Stone, Richard. Creosote: Facts and Fallacies. Rekindle. ISFSI. October,
1984 and November, 1984. Reprinted from the January 1980 issue of Fire Journal
with permission from the Wallace Murray Corporation.
Abstract: This article examines common statements made about chimney
fires that are true and false. They range in topic from wood to creosote
to chimney temperatures.
All types of wood produce creosote, even the driest wood. It is still
important to use dry, seasoned wood because it takes longer to produce the
creosote and it produces less.
Creosote is an organic compound that is produced by burning wood. The
gases produced by the wood condense to their liquid or solid state as they
rise up the chimney and are cooled. Creosote deposits will burn if they
become hot enough. Some chimneys can self clean themselves by burning their
creosote. This does not usually require the chimney to reach temperatures
higher than 1400 degrees. This temperature is safe because most chimneys
can sustain the temperature of 1400 degrees for a full hour.
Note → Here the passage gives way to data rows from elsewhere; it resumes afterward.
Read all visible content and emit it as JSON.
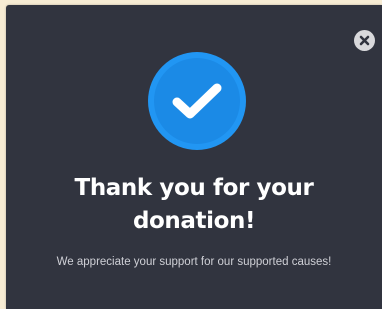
{
  "modal": {
    "close_icon": "close-icon",
    "status_icon": "checkmark-icon",
    "title_line1": "Thank you for your",
    "title_line2": "donation!",
    "message": "We appreciate your support for our supported causes!"
  },
  "colors": {
    "background": "#f7ecd4",
    "modal_bg": "#31343f",
    "accent": "#2196f3",
    "close_bg": "#d9d9dc",
    "text": "#ffffff",
    "muted_text": "#cfd0d6"
  }
}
It is massive
creosote deposits that need to be hand cleaned because they pose a fire
hazard by not allowing the proper draft in.